▸ **WORK INSTRUCTIONS**
Only a number is wanted here: the count of lines in the entries below that contain the word "Columns".
***
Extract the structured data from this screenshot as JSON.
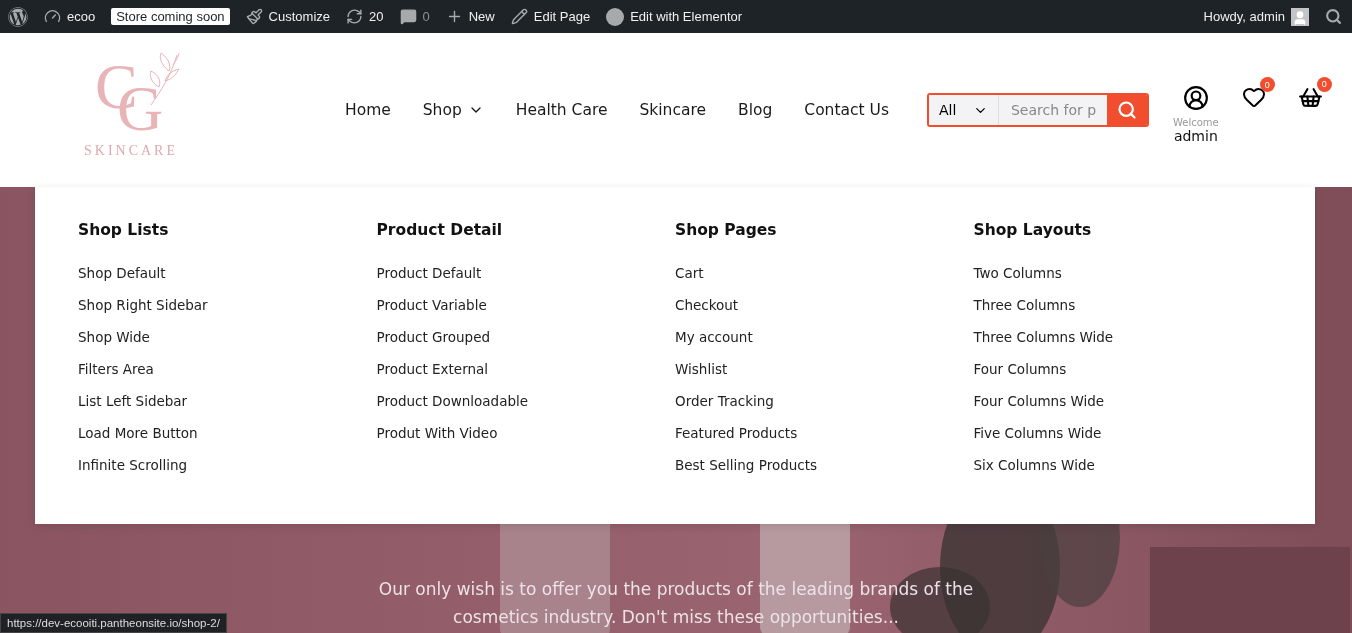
{
  "admin_bar": {
    "items": [
      {
        "kind": "wp"
      },
      {
        "kind": "site",
        "label": "ecoo"
      },
      {
        "kind": "badge",
        "label": "Store coming soon"
      },
      {
        "kind": "customize",
        "label": "Customize"
      },
      {
        "kind": "updates",
        "label": "20"
      },
      {
        "kind": "comments",
        "label": "0"
      },
      {
        "kind": "new",
        "label": "New"
      },
      {
        "kind": "edit",
        "label": "Edit Page"
      },
      {
        "kind": "elementor",
        "label": "Edit with Elementor"
      }
    ],
    "greeting": "Howdy, admin"
  },
  "logo": {
    "monogram": [
      "C",
      "G"
    ],
    "wordmark": "SKINCARE"
  },
  "nav": [
    {
      "label": "Home",
      "dropdown": false
    },
    {
      "label": "Shop",
      "dropdown": true
    },
    {
      "label": "Health Care",
      "dropdown": false
    },
    {
      "label": "Skincare",
      "dropdown": false
    },
    {
      "label": "Blog",
      "dropdown": false
    },
    {
      "label": "Contact Us",
      "dropdown": false
    }
  ],
  "search": {
    "category": "All",
    "placeholder": "Search for p"
  },
  "account": {
    "welcome": "Welcome",
    "name": "admin"
  },
  "wishlist_count": "0",
  "cart_count": "0",
  "mega_menu": [
    {
      "title": "Shop Lists",
      "items": [
        "Shop Default",
        "Shop Right Sidebar",
        "Shop Wide",
        "Filters Area",
        "List Left Sidebar",
        "Load More Button",
        "Infinite Scrolling"
      ]
    },
    {
      "title": "Product Detail",
      "items": [
        "Product Default",
        "Product Variable",
        "Product Grouped",
        "Product External",
        "Product Downloadable",
        "Produt With Video"
      ]
    },
    {
      "title": "Shop Pages",
      "items": [
        "Cart",
        "Checkout",
        "My account",
        "Wishlist",
        "Order Tracking",
        "Featured Products",
        "Best Selling Products"
      ]
    },
    {
      "title": "Shop Layouts",
      "items": [
        "Two Columns",
        "Three Columns",
        "Three Columns Wide",
        "Four Columns",
        "Four Columns Wide",
        "Five Columns Wide",
        "Six Columns Wide"
      ]
    }
  ],
  "hero": {
    "text": "Our only wish is to offer you the products of the leading brands of the cosmetics industry. Don't miss these opportunities..."
  },
  "status_url": "https://dev-ecooiti.pantheonsite.io/shop-2/"
}
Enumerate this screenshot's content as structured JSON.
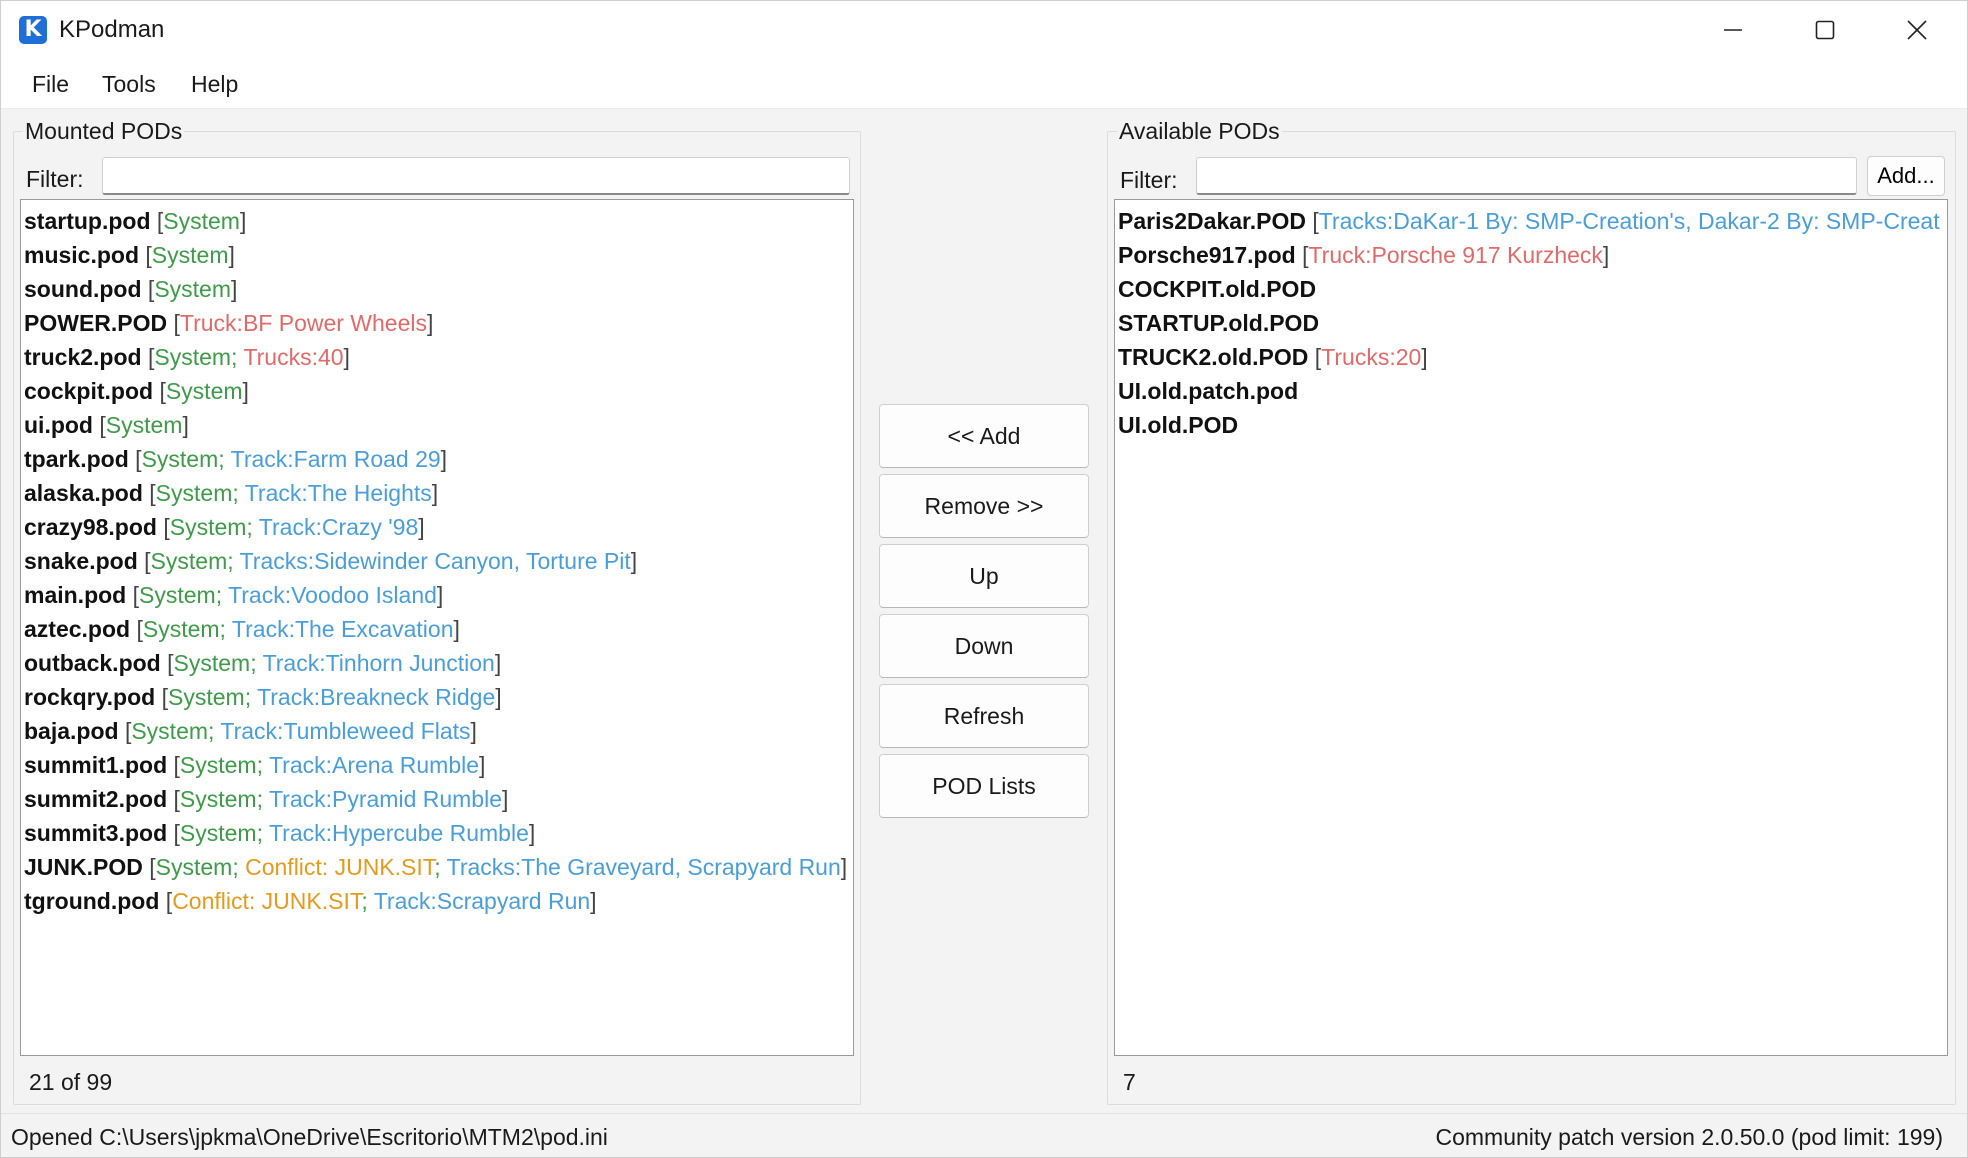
{
  "window": {
    "title": "KPodman",
    "icon_letter": "K",
    "icon_color": "#1f6fd6"
  },
  "menu": [
    "File",
    "Tools",
    "Help"
  ],
  "mounted": {
    "title": "Mounted PODs",
    "filter_label": "Filter:",
    "filter_value": "",
    "items": [
      {
        "name": "startup.pod",
        "tags": [
          {
            "text": "System",
            "kind": "system"
          }
        ]
      },
      {
        "name": "music.pod",
        "tags": [
          {
            "text": "System",
            "kind": "system"
          }
        ]
      },
      {
        "name": "sound.pod",
        "tags": [
          {
            "text": "System",
            "kind": "system"
          }
        ]
      },
      {
        "name": "POWER.POD",
        "tags": [
          {
            "text": "Truck:BF Power Wheels",
            "kind": "truck"
          }
        ]
      },
      {
        "name": "truck2.pod",
        "tags": [
          {
            "text": "System",
            "kind": "system"
          },
          {
            "text": "Trucks:40",
            "kind": "truck"
          }
        ]
      },
      {
        "name": "cockpit.pod",
        "tags": [
          {
            "text": "System",
            "kind": "system"
          }
        ]
      },
      {
        "name": "ui.pod",
        "tags": [
          {
            "text": "System",
            "kind": "system"
          }
        ]
      },
      {
        "name": "tpark.pod",
        "tags": [
          {
            "text": "System",
            "kind": "system"
          },
          {
            "text": "Track:Farm Road 29",
            "kind": "track"
          }
        ]
      },
      {
        "name": "alaska.pod",
        "tags": [
          {
            "text": "System",
            "kind": "system"
          },
          {
            "text": "Track:The Heights",
            "kind": "track"
          }
        ]
      },
      {
        "name": "crazy98.pod",
        "tags": [
          {
            "text": "System",
            "kind": "system"
          },
          {
            "text": "Track:Crazy '98",
            "kind": "track"
          }
        ]
      },
      {
        "name": "snake.pod",
        "tags": [
          {
            "text": "System",
            "kind": "system"
          },
          {
            "text": "Tracks:Sidewinder Canyon, Torture Pit",
            "kind": "track"
          }
        ]
      },
      {
        "name": "main.pod",
        "tags": [
          {
            "text": "System",
            "kind": "system"
          },
          {
            "text": "Track:Voodoo Island",
            "kind": "track"
          }
        ]
      },
      {
        "name": "aztec.pod",
        "tags": [
          {
            "text": "System",
            "kind": "system"
          },
          {
            "text": "Track:The Excavation",
            "kind": "track"
          }
        ]
      },
      {
        "name": "outback.pod",
        "tags": [
          {
            "text": "System",
            "kind": "system"
          },
          {
            "text": "Track:Tinhorn Junction",
            "kind": "track"
          }
        ]
      },
      {
        "name": "rockqry.pod",
        "tags": [
          {
            "text": "System",
            "kind": "system"
          },
          {
            "text": "Track:Breakneck Ridge",
            "kind": "track"
          }
        ]
      },
      {
        "name": "baja.pod",
        "tags": [
          {
            "text": "System",
            "kind": "system"
          },
          {
            "text": "Track:Tumbleweed Flats",
            "kind": "track"
          }
        ]
      },
      {
        "name": "summit1.pod",
        "tags": [
          {
            "text": "System",
            "kind": "system"
          },
          {
            "text": "Track:Arena Rumble",
            "kind": "track"
          }
        ]
      },
      {
        "name": "summit2.pod",
        "tags": [
          {
            "text": "System",
            "kind": "system"
          },
          {
            "text": "Track:Pyramid Rumble",
            "kind": "track"
          }
        ]
      },
      {
        "name": "summit3.pod",
        "tags": [
          {
            "text": "System",
            "kind": "system"
          },
          {
            "text": "Track:Hypercube Rumble",
            "kind": "track"
          }
        ]
      },
      {
        "name": "JUNK.POD",
        "tags": [
          {
            "text": "System",
            "kind": "system"
          },
          {
            "text": "Conflict: JUNK.SIT",
            "kind": "conflict"
          },
          {
            "text": "Tracks:The Graveyard, Scrapyard Run",
            "kind": "track"
          }
        ]
      },
      {
        "name": "tground.pod",
        "tags": [
          {
            "text": "Conflict: JUNK.SIT",
            "kind": "conflict"
          },
          {
            "text": "Track:Scrapyard Run",
            "kind": "track"
          }
        ]
      }
    ],
    "count_label": "21 of 99"
  },
  "available": {
    "title": "Available PODs",
    "filter_label": "Filter:",
    "filter_value": "",
    "add_button": "Add...",
    "items": [
      {
        "name": "Paris2Dakar.POD",
        "tags": [
          {
            "text": "Tracks:DaKar-1 By: SMP-Creation's, Dakar-2 By: SMP-Creat",
            "kind": "track"
          }
        ],
        "truncated": true
      },
      {
        "name": "Porsche917.pod",
        "tags": [
          {
            "text": "Truck:Porsche 917 Kurzheck",
            "kind": "truck"
          }
        ]
      },
      {
        "name": "COCKPIT.old.POD",
        "tags": []
      },
      {
        "name": "STARTUP.old.POD",
        "tags": []
      },
      {
        "name": "TRUCK2.old.POD",
        "tags": [
          {
            "text": "Trucks:20",
            "kind": "truck"
          }
        ]
      },
      {
        "name": "UI.old.patch.pod",
        "tags": []
      },
      {
        "name": "UI.old.POD",
        "tags": []
      }
    ],
    "count_label": "7"
  },
  "actions": {
    "add": "<< Add",
    "remove": "Remove >>",
    "up": "Up",
    "down": "Down",
    "refresh": "Refresh",
    "pod_lists": "POD Lists"
  },
  "status": {
    "left": "Opened C:\\Users\\jpkma\\OneDrive\\Escritorio\\MTM2\\pod.ini",
    "right": "Community patch version 2.0.50.0 (pod limit: 199)"
  },
  "colors": {
    "system": "#3f9a4a",
    "track": "#4a9ed8",
    "truck": "#e06a6a",
    "conflict": "#e49a1e"
  },
  "icons": {
    "minimize": "minimize-icon",
    "maximize": "maximize-icon",
    "close": "close-icon"
  }
}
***
▸ **WRITTEN RESPONSE**
7